ANTI-CYBERSQUATTING CONSUMER PROTECTION ACT What is the ACPA?
The Anti-cybersquatting Consumer Protection Act (ACPA) is a US federal law enacted in 1999 to protect the owners of trademarks from abuse by domain name cybersquatters. ACPA is codified at 15 U.S.C. § 1125(d). The legal remedies available against those who violate the act appear at 15 U.S.C. § 1117. A trademark owner can request a cancellation or transfer of the domain name as well as money to cover damages caused by the domain holder.
In particular, ACPA outlaws the practice of registering one or more domain names that resemble distinctive trademarks with the intent to extract a handsome price from the trademark owner.

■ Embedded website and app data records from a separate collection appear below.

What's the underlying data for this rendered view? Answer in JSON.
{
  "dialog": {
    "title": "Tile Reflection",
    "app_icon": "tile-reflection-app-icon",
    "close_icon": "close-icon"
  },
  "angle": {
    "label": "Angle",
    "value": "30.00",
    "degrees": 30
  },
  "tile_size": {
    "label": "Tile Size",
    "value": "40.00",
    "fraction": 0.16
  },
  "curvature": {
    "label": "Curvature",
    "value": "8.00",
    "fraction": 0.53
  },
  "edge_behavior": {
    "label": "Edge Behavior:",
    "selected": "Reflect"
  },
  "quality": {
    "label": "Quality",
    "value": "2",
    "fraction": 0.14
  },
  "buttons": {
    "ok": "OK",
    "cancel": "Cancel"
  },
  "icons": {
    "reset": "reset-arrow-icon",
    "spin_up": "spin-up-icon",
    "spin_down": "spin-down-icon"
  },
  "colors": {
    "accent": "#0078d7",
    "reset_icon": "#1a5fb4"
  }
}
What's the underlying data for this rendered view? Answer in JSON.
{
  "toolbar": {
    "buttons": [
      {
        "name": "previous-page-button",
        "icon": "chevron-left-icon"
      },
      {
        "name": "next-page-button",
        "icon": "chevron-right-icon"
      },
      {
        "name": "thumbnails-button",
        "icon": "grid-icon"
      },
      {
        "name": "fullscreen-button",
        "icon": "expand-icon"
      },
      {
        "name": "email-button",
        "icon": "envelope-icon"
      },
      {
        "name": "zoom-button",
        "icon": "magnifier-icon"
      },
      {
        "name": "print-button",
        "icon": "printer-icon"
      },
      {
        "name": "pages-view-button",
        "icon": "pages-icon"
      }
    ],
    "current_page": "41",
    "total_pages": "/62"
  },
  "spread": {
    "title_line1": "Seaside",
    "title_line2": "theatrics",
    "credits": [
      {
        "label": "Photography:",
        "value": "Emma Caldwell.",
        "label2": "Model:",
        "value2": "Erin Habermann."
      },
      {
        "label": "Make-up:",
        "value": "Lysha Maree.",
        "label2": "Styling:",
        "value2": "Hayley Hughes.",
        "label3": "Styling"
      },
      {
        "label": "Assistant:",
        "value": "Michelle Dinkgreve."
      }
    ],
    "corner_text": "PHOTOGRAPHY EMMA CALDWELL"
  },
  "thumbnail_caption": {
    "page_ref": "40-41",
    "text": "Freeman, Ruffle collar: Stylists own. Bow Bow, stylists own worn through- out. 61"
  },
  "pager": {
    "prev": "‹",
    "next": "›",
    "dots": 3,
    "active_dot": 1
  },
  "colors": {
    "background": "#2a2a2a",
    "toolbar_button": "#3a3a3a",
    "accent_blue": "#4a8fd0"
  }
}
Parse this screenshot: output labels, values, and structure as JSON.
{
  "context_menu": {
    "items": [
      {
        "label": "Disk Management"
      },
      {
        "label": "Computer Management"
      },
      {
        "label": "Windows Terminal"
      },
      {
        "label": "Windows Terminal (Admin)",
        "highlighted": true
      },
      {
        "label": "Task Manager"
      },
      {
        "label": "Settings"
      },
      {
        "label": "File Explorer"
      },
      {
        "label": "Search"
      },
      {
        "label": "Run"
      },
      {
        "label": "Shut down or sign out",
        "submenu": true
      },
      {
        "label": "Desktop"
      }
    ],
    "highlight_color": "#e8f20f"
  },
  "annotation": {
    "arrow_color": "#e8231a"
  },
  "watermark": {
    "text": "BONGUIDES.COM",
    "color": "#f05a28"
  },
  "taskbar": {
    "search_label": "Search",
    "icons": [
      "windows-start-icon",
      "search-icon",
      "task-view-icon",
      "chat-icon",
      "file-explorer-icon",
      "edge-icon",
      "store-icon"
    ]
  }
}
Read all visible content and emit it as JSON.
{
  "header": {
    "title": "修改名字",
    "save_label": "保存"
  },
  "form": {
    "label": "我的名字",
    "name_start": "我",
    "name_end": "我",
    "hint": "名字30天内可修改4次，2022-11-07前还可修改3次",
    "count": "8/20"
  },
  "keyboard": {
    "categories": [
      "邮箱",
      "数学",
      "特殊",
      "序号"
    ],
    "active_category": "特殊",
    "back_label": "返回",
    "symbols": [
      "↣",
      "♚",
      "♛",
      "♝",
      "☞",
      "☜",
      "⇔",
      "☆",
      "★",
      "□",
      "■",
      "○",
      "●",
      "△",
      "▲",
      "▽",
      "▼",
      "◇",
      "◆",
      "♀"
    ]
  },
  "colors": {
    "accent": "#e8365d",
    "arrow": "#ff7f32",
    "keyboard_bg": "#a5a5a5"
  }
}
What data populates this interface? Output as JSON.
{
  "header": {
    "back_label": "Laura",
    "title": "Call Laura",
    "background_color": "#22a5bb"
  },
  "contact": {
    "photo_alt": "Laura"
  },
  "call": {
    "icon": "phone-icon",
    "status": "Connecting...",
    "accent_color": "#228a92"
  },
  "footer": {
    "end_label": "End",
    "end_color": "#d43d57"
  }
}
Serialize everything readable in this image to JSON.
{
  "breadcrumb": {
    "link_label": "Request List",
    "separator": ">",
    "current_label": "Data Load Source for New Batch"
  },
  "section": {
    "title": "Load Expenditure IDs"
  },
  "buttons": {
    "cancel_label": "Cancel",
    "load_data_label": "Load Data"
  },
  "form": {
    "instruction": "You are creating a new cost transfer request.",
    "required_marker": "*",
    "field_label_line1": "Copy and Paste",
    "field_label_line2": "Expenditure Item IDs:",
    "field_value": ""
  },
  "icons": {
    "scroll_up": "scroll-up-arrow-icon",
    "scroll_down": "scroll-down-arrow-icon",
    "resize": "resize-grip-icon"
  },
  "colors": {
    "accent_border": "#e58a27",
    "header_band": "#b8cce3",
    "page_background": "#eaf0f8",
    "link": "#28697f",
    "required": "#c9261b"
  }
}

Somewhat more broadly, the Act is meant to reduce consumers' confusion about the source and sponsorship of Internet web pages. Its goal is to provide customers with a measure of reliability, so they know that when they visit www.reebok.com, they will be able to find actual Reebok products, not something entirely different. It also aims to protect trademark owners from the loss of customer goodwill that could be caused by others' use of their trademarks to market shoddy or disreputable goods or services.
Before a trademark owner can take a domain name under the ACPA, the law requires the tradmark owner to prove the name is being used in commerce in bad faith. If you are using a domain name for legitimate, non-commercial purposes, that may be a defense.
Harvard Law School '04